─── INPUT FOR THIS TASK

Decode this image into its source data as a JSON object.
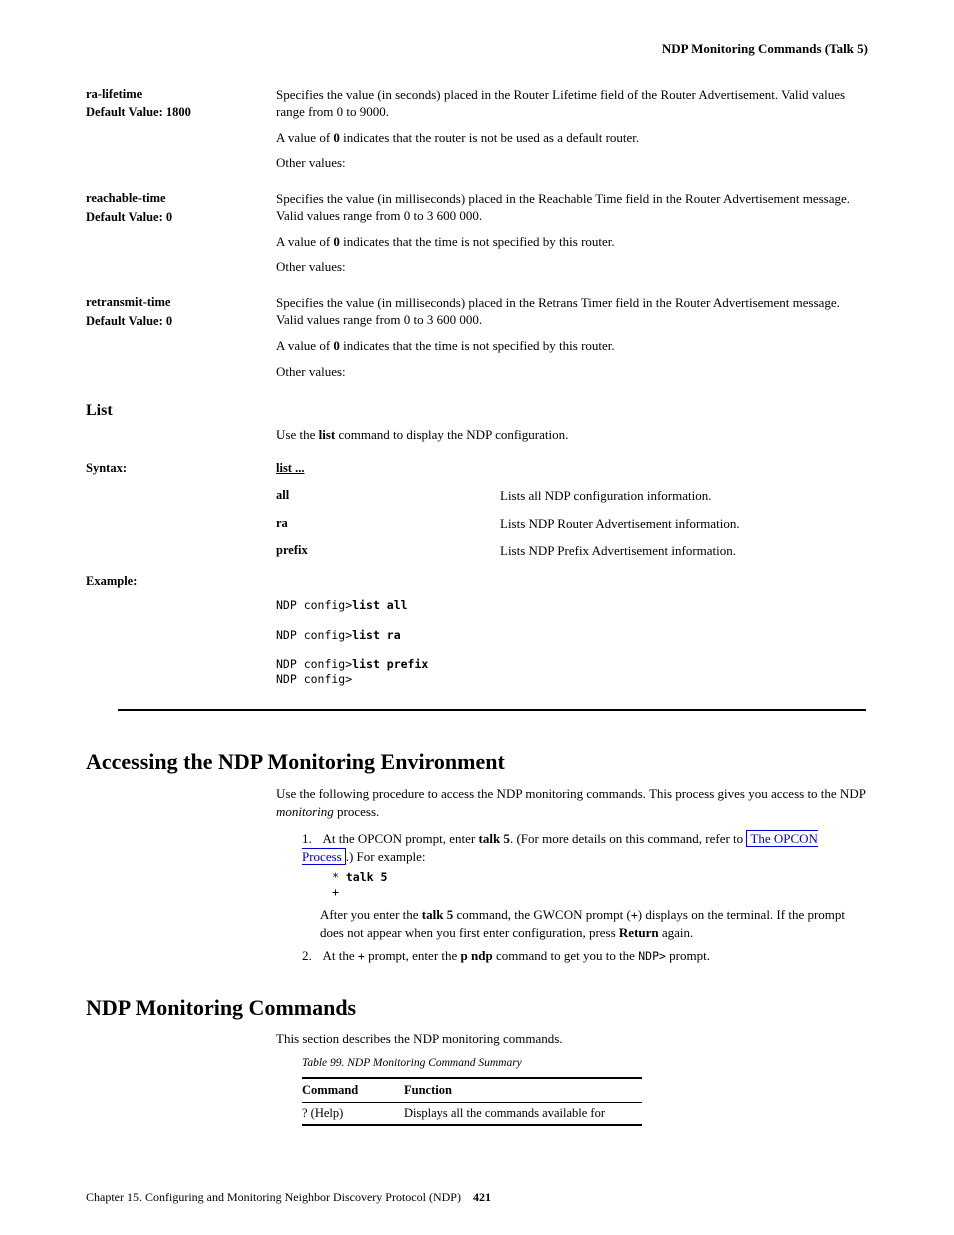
{
  "header": {
    "title": "NDP Monitoring Commands (Talk 5)"
  },
  "defs": [
    {
      "term": "ra-lifetime",
      "term_default": "Default Value: 1800",
      "para1": "Specifies the value (in seconds) placed in the Router Lifetime field of the Router Advertisement. Valid values range from 0 to 9000.",
      "para2_prefix": "A value of ",
      "para2_bold": "0",
      "para2_suffix": " indicates that the router is not be used as a default router.",
      "para3": "Other values:"
    },
    {
      "term": "reachable-time",
      "term_default": "Default Value: 0",
      "para1": "Specifies the value (in milliseconds) placed in the Reachable Time field in the Router Advertisement message. Valid values range from 0 to 3 600 000.",
      "para2_prefix": "A value of ",
      "para2_bold": "0",
      "para2_suffix": " indicates that the time is not specified by this router.",
      "para3": "Other values:"
    },
    {
      "term": "retransmit-time",
      "term_default": "Default Value: 0",
      "para1": "Specifies the value (in milliseconds) placed in the Retrans Timer field in the Router Advertisement message. Valid values range from 0 to 3 600 000.",
      "para2_prefix": "A value of ",
      "para2_bold": "0",
      "para2_suffix": " indicates that the time is not specified by this router.",
      "para3": "Other values:"
    }
  ],
  "list_section": {
    "heading": "List",
    "intro_prefix": "Use the ",
    "intro_bold": "list",
    "intro_suffix": " command to display the NDP configuration.",
    "syntax_label": "Syntax:",
    "syntax_cmd": "list ...",
    "options": [
      {
        "label": "all",
        "desc": "Lists all NDP configuration information."
      },
      {
        "label": "ra",
        "desc": "Lists NDP Router Advertisement information."
      },
      {
        "label": "prefix",
        "desc": "Lists NDP Prefix Advertisement information."
      }
    ],
    "example_label": "Example:",
    "example_lines": [
      {
        "type": "cmd",
        "prompt": "NDP config>",
        "cmd": "list all"
      },
      {
        "type": "blank"
      },
      {
        "type": "cmd",
        "prompt": "NDP config>",
        "cmd": "list ra"
      },
      {
        "type": "blank"
      },
      {
        "type": "cmd",
        "prompt": "NDP config>",
        "cmd": "list prefix"
      },
      {
        "type": "plain",
        "text": "NDP config>"
      }
    ]
  },
  "monitor": {
    "heading": "Accessing the NDP Monitoring Environment",
    "intro_prefix": "Use the following procedure to access the NDP monitoring commands. This process gives you access to the NDP ",
    "intro_italic": "monitoring",
    "intro_suffix": " process.",
    "step1_num": "1.",
    "step1_prefix": " At the OPCON prompt, enter ",
    "step1_bold": "talk 5",
    "step1_suffix": ". (For more details on this command, refer to ",
    "step1_link": "The OPCON Process",
    "step1_after": ".) For example:",
    "step1_ex1": "* talk 5",
    "step1_ex2": "+",
    "step1_post_prefix": "After you enter the ",
    "step1_post_bold": "talk 5",
    "step1_post_mid": " command, the GWCON prompt (",
    "step1_post_plus": "+",
    "step1_post_end": ") displays on the terminal. If the prompt does not appear when you first enter configuration, press ",
    "step1_post_ret": "Return",
    "step1_post_fin": " again.",
    "step2_num": "2.",
    "step2_prefix": " At the ",
    "step2_plus": "+",
    "step2_mid1": " prompt, enter the ",
    "step2_bold1": "p ndp",
    "step2_mid2": " command to get you to the ",
    "step2_prompt": "NDP>",
    "step2_end": " prompt."
  },
  "cmd_section": {
    "heading": "NDP Monitoring Commands",
    "intro": "This section describes the NDP monitoring commands.",
    "table_title": "Table 99. NDP Monitoring Command Summary",
    "head_cmd": "Command",
    "head_fn": "Function",
    "rows": [
      {
        "cmd": "? (Help)",
        "fn": "Displays all the commands available for"
      }
    ]
  },
  "footer": {
    "text": "Chapter 15. Configuring and Monitoring Neighbor Discovery Protocol (NDP)",
    "page": "421"
  }
}
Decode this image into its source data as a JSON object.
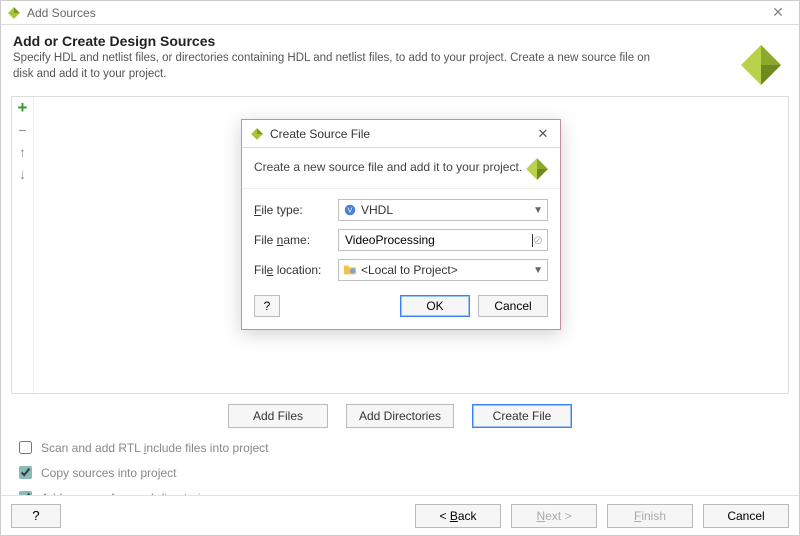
{
  "window": {
    "title": "Add Sources",
    "header_title": "Add or Create Design Sources",
    "header_desc": "Specify HDL and netlist files, or directories containing HDL and netlist files, to add to your project. Create a new source file on disk and add it to your project."
  },
  "side_tools": {
    "add": "+",
    "remove": "−",
    "up": "↑",
    "down": "↓"
  },
  "mid_buttons": {
    "add_files": "Add Files",
    "add_dirs": "Add Directories",
    "create_file": "Create File"
  },
  "options": {
    "scan_label_pre": "Scan and add RTL ",
    "scan_label_u": "i",
    "scan_label_post": "nclude files into project",
    "scan_checked": false,
    "copy_label": "Copy sources into project",
    "copy_checked": true,
    "subdirs_label": "Add sources from subdirectories",
    "subdirs_checked": true
  },
  "footer": {
    "help": "?",
    "back_pre": "< ",
    "back_u": "B",
    "back_post": "ack",
    "next_u": "N",
    "next_post": "ext >",
    "finish_u": "F",
    "finish_post": "inish",
    "cancel": "Cancel"
  },
  "modal": {
    "title": "Create Source File",
    "desc": "Create a new source file and add it to your project.",
    "file_type_label_u": "F",
    "file_type_label_post": "ile type:",
    "file_type_value": "VHDL",
    "file_name_label_pre": "File ",
    "file_name_label_u": "n",
    "file_name_label_post": "ame:",
    "file_name_value": "VideoProcessing",
    "file_loc_label_pre": "Fil",
    "file_loc_label_u": "e",
    "file_loc_label_post": " location:",
    "file_loc_value": "<Local to Project>",
    "help": "?",
    "ok": "OK",
    "cancel": "Cancel"
  }
}
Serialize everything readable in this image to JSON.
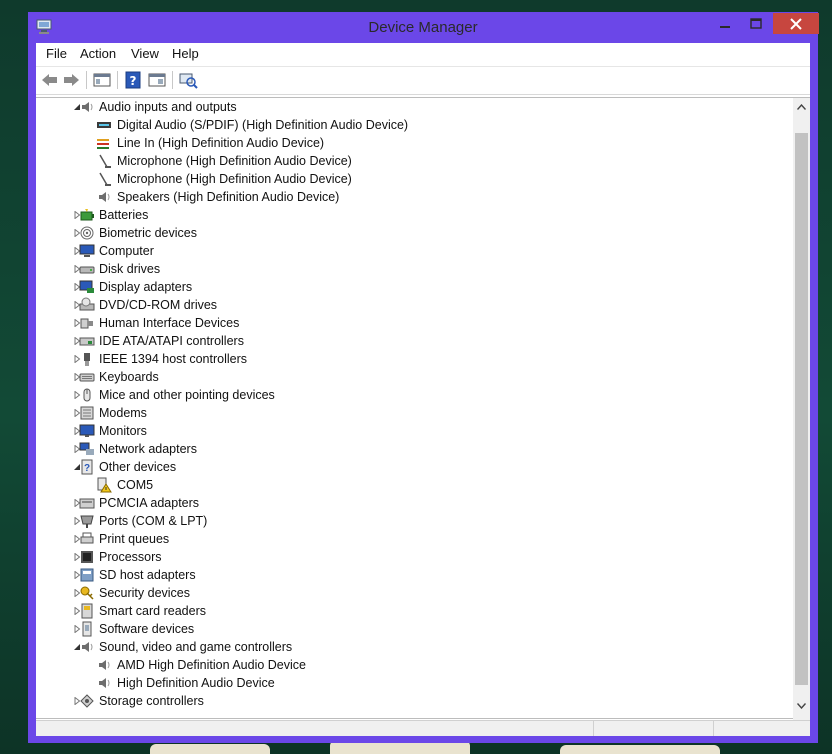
{
  "window": {
    "title": "Device Manager",
    "accent_color": "#6b47e8",
    "close_color": "#c7463f"
  },
  "menu": [
    "File",
    "Action",
    "View",
    "Help"
  ],
  "toolbar": {
    "buttons": [
      "back-icon",
      "forward-icon",
      "show-hide-console-tree-icon",
      "help-icon",
      "properties-icon",
      "scan-hardware-icon"
    ]
  },
  "tree": {
    "items": [
      {
        "label": "Audio inputs and outputs",
        "depth": 0,
        "state": "expanded",
        "icon": "speaker-icon"
      },
      {
        "label": "Digital Audio (S/PDIF) (High Definition Audio Device)",
        "depth": 1,
        "state": "none",
        "icon": "digital-audio-icon"
      },
      {
        "label": "Line In (High Definition Audio Device)",
        "depth": 1,
        "state": "none",
        "icon": "line-in-icon"
      },
      {
        "label": "Microphone (High Definition Audio Device)",
        "depth": 1,
        "state": "none",
        "icon": "microphone-icon"
      },
      {
        "label": "Microphone (High Definition Audio Device)",
        "depth": 1,
        "state": "none",
        "icon": "microphone-icon"
      },
      {
        "label": "Speakers (High Definition Audio Device)",
        "depth": 1,
        "state": "none",
        "icon": "speaker-icon"
      },
      {
        "label": "Batteries",
        "depth": 0,
        "state": "collapsed",
        "icon": "battery-icon"
      },
      {
        "label": "Biometric devices",
        "depth": 0,
        "state": "collapsed",
        "icon": "fingerprint-icon"
      },
      {
        "label": "Computer",
        "depth": 0,
        "state": "collapsed",
        "icon": "computer-icon"
      },
      {
        "label": "Disk drives",
        "depth": 0,
        "state": "collapsed",
        "icon": "disk-drive-icon"
      },
      {
        "label": "Display adapters",
        "depth": 0,
        "state": "collapsed",
        "icon": "display-adapter-icon"
      },
      {
        "label": "DVD/CD-ROM drives",
        "depth": 0,
        "state": "collapsed",
        "icon": "dvd-drive-icon"
      },
      {
        "label": "Human Interface Devices",
        "depth": 0,
        "state": "collapsed",
        "icon": "hid-icon"
      },
      {
        "label": "IDE ATA/ATAPI controllers",
        "depth": 0,
        "state": "collapsed",
        "icon": "ide-controller-icon"
      },
      {
        "label": "IEEE 1394 host controllers",
        "depth": 0,
        "state": "collapsed",
        "icon": "firewire-icon"
      },
      {
        "label": "Keyboards",
        "depth": 0,
        "state": "collapsed",
        "icon": "keyboard-icon"
      },
      {
        "label": "Mice and other pointing devices",
        "depth": 0,
        "state": "collapsed",
        "icon": "mouse-icon"
      },
      {
        "label": "Modems",
        "depth": 0,
        "state": "collapsed",
        "icon": "modem-icon"
      },
      {
        "label": "Monitors",
        "depth": 0,
        "state": "collapsed",
        "icon": "monitor-icon"
      },
      {
        "label": "Network adapters",
        "depth": 0,
        "state": "collapsed",
        "icon": "network-adapter-icon"
      },
      {
        "label": "Other devices",
        "depth": 0,
        "state": "expanded",
        "icon": "unknown-device-icon"
      },
      {
        "label": "COM5",
        "depth": 1,
        "state": "none",
        "icon": "warning-device-icon"
      },
      {
        "label": "PCMCIA adapters",
        "depth": 0,
        "state": "collapsed",
        "icon": "pcmcia-icon"
      },
      {
        "label": "Ports (COM & LPT)",
        "depth": 0,
        "state": "collapsed",
        "icon": "port-icon"
      },
      {
        "label": "Print queues",
        "depth": 0,
        "state": "collapsed",
        "icon": "printer-icon"
      },
      {
        "label": "Processors",
        "depth": 0,
        "state": "collapsed",
        "icon": "processor-icon"
      },
      {
        "label": "SD host adapters",
        "depth": 0,
        "state": "collapsed",
        "icon": "sd-adapter-icon"
      },
      {
        "label": "Security devices",
        "depth": 0,
        "state": "collapsed",
        "icon": "security-key-icon"
      },
      {
        "label": "Smart card readers",
        "depth": 0,
        "state": "collapsed",
        "icon": "smart-card-reader-icon"
      },
      {
        "label": "Software devices",
        "depth": 0,
        "state": "collapsed",
        "icon": "software-device-icon"
      },
      {
        "label": "Sound, video and game controllers",
        "depth": 0,
        "state": "expanded",
        "icon": "speaker-icon"
      },
      {
        "label": "AMD High Definition Audio Device",
        "depth": 1,
        "state": "none",
        "icon": "speaker-icon"
      },
      {
        "label": "High Definition Audio Device",
        "depth": 1,
        "state": "none",
        "icon": "speaker-icon"
      },
      {
        "label": "Storage controllers",
        "depth": 0,
        "state": "collapsed",
        "icon": "storage-controller-icon"
      }
    ]
  }
}
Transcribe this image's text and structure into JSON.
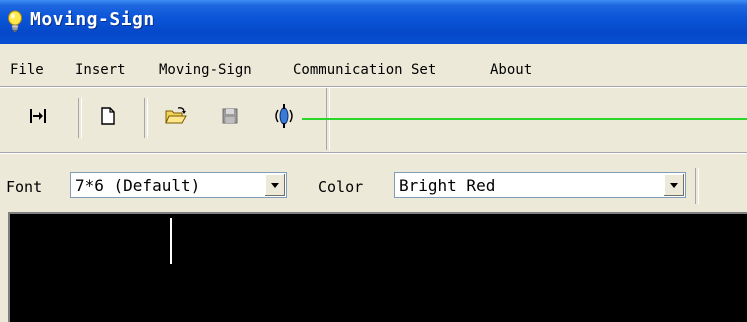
{
  "window": {
    "title": "Moving-Sign"
  },
  "menu": [
    "File",
    "Insert",
    "Moving-Sign",
    "Communication Set",
    "About"
  ],
  "toolbar": {
    "buttons": [
      {
        "name": "fit-width-icon"
      },
      {
        "name": "new-document-icon"
      },
      {
        "name": "open-folder-icon"
      },
      {
        "name": "save-disk-icon"
      },
      {
        "name": "transmit-icon"
      }
    ]
  },
  "font_bar": {
    "font_label": "Font",
    "font_value": "7*6 (Default)",
    "color_label": "Color",
    "color_value": "Bright Red"
  },
  "colors": {
    "title_bar": "#0a55d8",
    "progress_line": "#2bd62b",
    "canvas": "#000000"
  }
}
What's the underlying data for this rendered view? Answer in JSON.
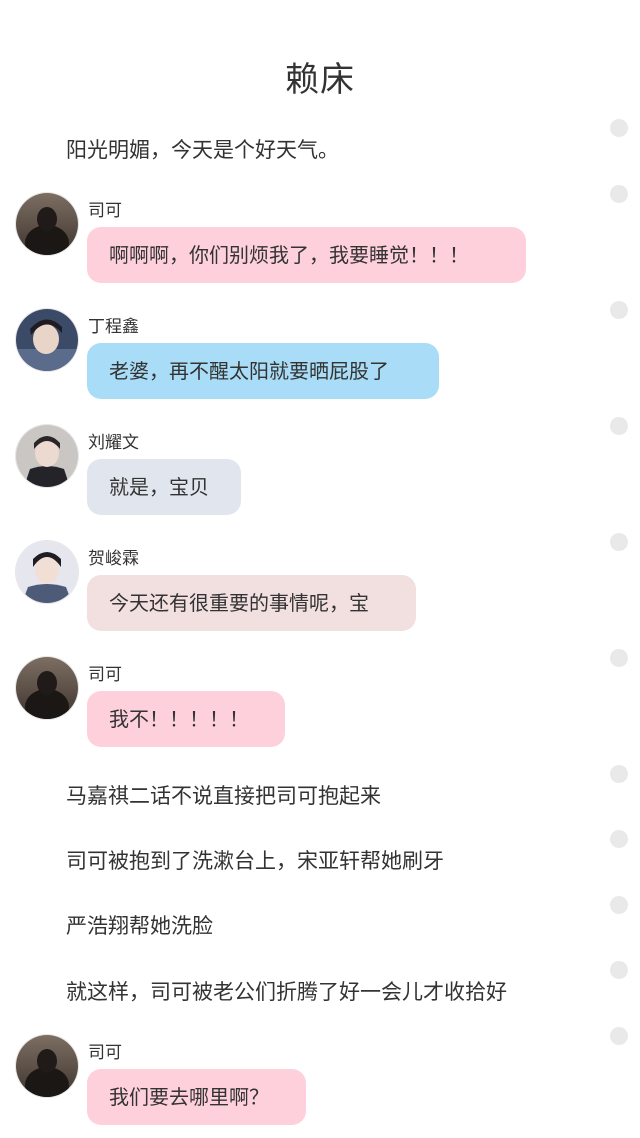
{
  "title": "赖床",
  "narration": [
    "阳光明媚，今天是个好天气。",
    "马嘉祺二话不说直接把司可抱起来",
    "司可被抱到了洗漱台上，宋亚轩帮她刷牙",
    "严浩翔帮她洗脸",
    "就这样，司可被老公们折腾了好一会儿才收拾好"
  ],
  "messages": [
    {
      "name": "司可",
      "text": "啊啊啊，你们别烦我了，我要睡觉！！！",
      "bubble_color": "#fdd0dc"
    },
    {
      "name": "丁程鑫",
      "text": "老婆，再不醒太阳就要晒屁股了",
      "bubble_color": "#a9dcf6"
    },
    {
      "name": "刘耀文",
      "text": "就是，宝贝",
      "bubble_color": "#e1e6ee"
    },
    {
      "name": "贺峻霖",
      "text": "今天还有很重要的事情呢，宝",
      "bubble_color": "#f2dfe0"
    },
    {
      "name": "司可",
      "text": "我不！！！！！",
      "bubble_color": "#fdd0dc"
    },
    {
      "name": "司可",
      "text": "我们要去哪里啊？",
      "bubble_color": "#fdd0dc"
    }
  ],
  "avatars": {
    "sike": "avatar-sike",
    "ding": "avatar-dingchengxin",
    "liu": "avatar-liuyaowen",
    "he": "avatar-hejunlin"
  }
}
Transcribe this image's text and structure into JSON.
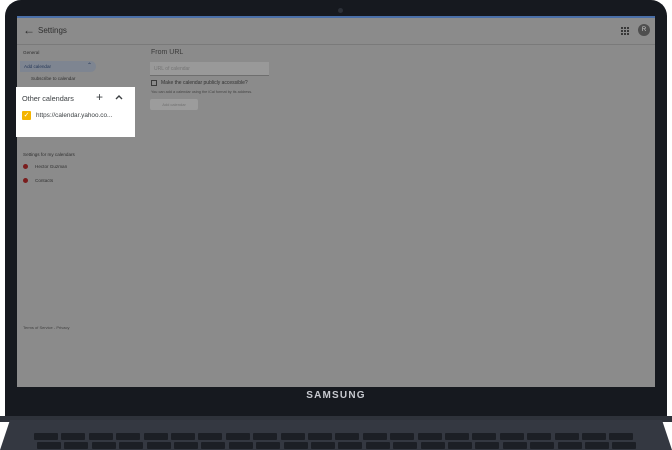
{
  "header": {
    "back_glyph": "←",
    "title": "Settings",
    "avatar_initial": "R"
  },
  "sidebar": {
    "section_general": "General",
    "add_calendar": "Add calendar",
    "add_calendar_chevron": "⌃",
    "subscribe": "Subscribe to calendar",
    "other_calendars": {
      "title": "Other calendars",
      "add_glyph": "+",
      "item_check": "✓",
      "item_label": "https://calendar.yahoo.co..."
    },
    "section_my_calendars": "Settings for my calendars",
    "my_calendars": [
      {
        "label": "Hector Guzman"
      },
      {
        "label": "Contacts"
      }
    ],
    "footer": "Terms of Service - Privacy"
  },
  "main": {
    "heading": "From URL",
    "url_placeholder": "URL of calendar",
    "public_label": "Make the calendar publicly accessible?",
    "hint": "You can add a calendar using the iCal format by its address.",
    "add_button": "Add calendar"
  },
  "device": {
    "brand": "SAMSUNG"
  },
  "colors": {
    "accent": "#f4b400",
    "overlay": "#8b8b8b",
    "bezel": "#16191f",
    "calendar_dot": "#7a1d1d"
  }
}
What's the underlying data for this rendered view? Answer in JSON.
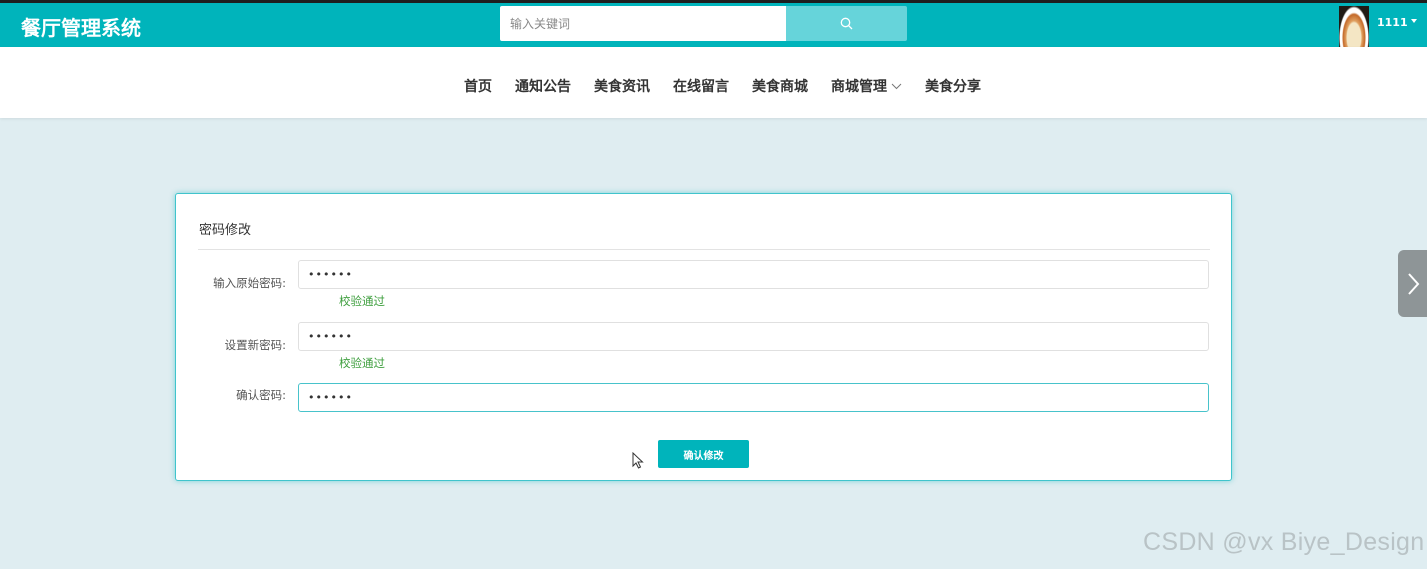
{
  "header": {
    "brand": "餐厅管理系统",
    "search_placeholder": "输入关键词",
    "search_icon": "search-icon",
    "user_name": "1111"
  },
  "nav": {
    "items": [
      "首页",
      "通知公告",
      "美食资讯",
      "在线留言",
      "美食商城",
      "商城管理",
      "美食分享"
    ]
  },
  "form": {
    "title": "密码修改",
    "fields": [
      {
        "label": "输入原始密码:",
        "value": "••••••",
        "validation": "校验通过"
      },
      {
        "label": "设置新密码:",
        "value": "••••••",
        "validation": "校验通过"
      },
      {
        "label": "确认密码:",
        "value": "••••••"
      }
    ],
    "submit_label": "确认修改"
  },
  "colors": {
    "primary": "#00b4bb",
    "valid": "#3f9f3f",
    "background": "#dfedf1"
  },
  "watermark": "CSDN @vx Biye_Design"
}
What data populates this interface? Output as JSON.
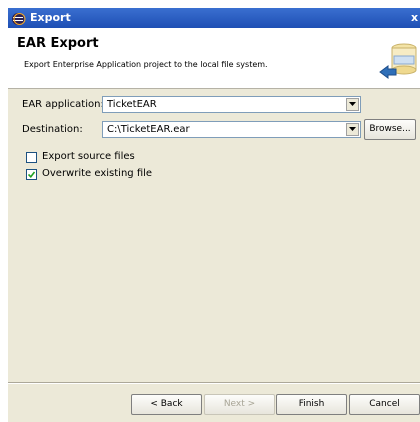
{
  "window": {
    "title": "Export",
    "close_glyph": "x"
  },
  "header": {
    "title": "EAR Export",
    "description": "Export Enterprise Application project to the local file system.",
    "image_icon": "export-wizard-banner-icon"
  },
  "form": {
    "ear_application_label": "EAR application:",
    "ear_application_value": "TicketEAR",
    "destination_label": "Destination:",
    "destination_value": "C:\\TicketEAR.ear",
    "browse_label": "Browse..."
  },
  "options": {
    "export_source": {
      "label": "Export source files",
      "checked": false
    },
    "overwrite": {
      "label": "Overwrite existing file",
      "checked": true
    }
  },
  "buttons": {
    "back": "< Back",
    "next": "Next >",
    "finish": "Finish",
    "cancel": "Cancel"
  },
  "colors": {
    "title_bar": "#1e4fb4",
    "dialog_background": "#ece9d8",
    "header_background": "#ffffff"
  }
}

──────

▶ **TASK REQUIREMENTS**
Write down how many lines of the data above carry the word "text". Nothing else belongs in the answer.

▶ **WRITTEN ANSWER**
10